Party planners brought down to earth due to helium shortage
Vendors of party supplies have been feeling deflated because of a shortage of helium on the island.
Among its many uses, the lighter-than-air gas is used to inflate party balloons.
But a “perfect storm” of global events has created a shortage of the valuable natural gas.
The US has put a ceiling on exports in an attempt to shore up reserves, while supplies from elsewhere have also been cut off.
Alicia Virgil, owner of the party accessory store Party Central, in Hamilton, said: “It’s definitely hurting business because balloons are a very quick ‘pick-up’ item.
“It’s a shame because people want to have balloons for their special celebrations and I’m having to turn customers away.”
Another store that provides party supplies – La Petite Soiree – had a banner message across the top of its website that stated: “We are experiencing a helium shortage. Please order balloons ‘not inflated’.”
The Bermuda Weather Service is also having to cut back on the number of data-gathering balloons it sends up into the atmosphere.
Mark Guishard, the BWS director, said “It’s something that we’re conscious of and planning for.
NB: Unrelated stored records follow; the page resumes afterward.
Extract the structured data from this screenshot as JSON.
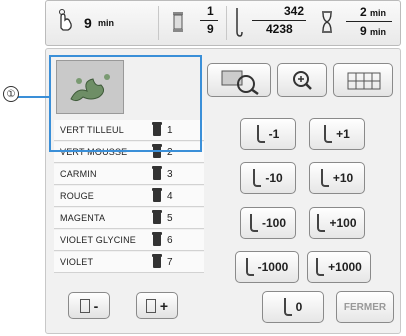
{
  "callout": {
    "number": "①"
  },
  "status": {
    "time_per_color": "9",
    "time_unit": "min",
    "color_current": "1",
    "color_total": "9",
    "stitch_current": "342",
    "stitch_total": "4238",
    "total_time": "2",
    "total_time_remaining": "9",
    "total_unit": "min"
  },
  "colors": [
    {
      "name": "VERT TILLEUL",
      "number": "1",
      "selected": true
    },
    {
      "name": "VERT MOUSSE",
      "number": "2"
    },
    {
      "name": "CARMIN",
      "number": "3"
    },
    {
      "name": "ROUGE",
      "number": "4"
    },
    {
      "name": "MAGENTA",
      "number": "5"
    },
    {
      "name": "VIOLET GLYCINE",
      "number": "6"
    },
    {
      "name": "VIOLET",
      "number": "7"
    }
  ],
  "stitch_buttons": [
    {
      "label": "-1"
    },
    {
      "label": "+1"
    },
    {
      "label": "-10"
    },
    {
      "label": "+10"
    },
    {
      "label": "-100"
    },
    {
      "label": "+100"
    },
    {
      "label": "-1000"
    },
    {
      "label": "+1000"
    }
  ],
  "reset_button": {
    "label": "0"
  },
  "close_button": {
    "label": "FERMER"
  },
  "spool_buttons": {
    "minus": "-",
    "plus": "+"
  }
}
“The number of balloons we launch can vary. Typically it’s one a day, but during hurricane season we can launch hundreds.
“They’re used to gather data that can be input into our computer models – the more we put up, the more data we gather and the more accurate the forecast.
“The forecast is for settled weather under high pressure over the next few days, so we don’t have any concerns about any reduction in the number of balloon launches at the moment.”
Malcolm Simons, co-owner of Bermuda Bulk Gases, said that US exporters had cut back on overseas shipments by more than one third in recent weeks.
He said: “We had a delivery at the end of April of just 13 canisters – that’s about half of what we could normally expect to get in. They were all sold within two days.”
Supplies from the US have been cut in part because the US Bureau of Land Management’s crude helium enrichment unit – which upgrades the purity of crude helium – has been forced to shut down.
Mr Simons added: “The US Bureau of Land Management can cap the amount that companies are allowed to export, which they are now having to do.
“In addition, production out of Qatar has also slowed because their helium plants have had to close for maintenance.”
Mr Simons said that the war between Russia and Ukraine had exacerbated the crisis because Russia could no longer be relied upon to supply other parts of the world.
He said: “It’s created a perfect storm.
“I know that our party supply customers are upset at the moment, but it’s not just in Bermuda, it’s the world over.”
Mr Simons said he had contacted a second supplier and hoped to have another consignment delivered at the end of next week.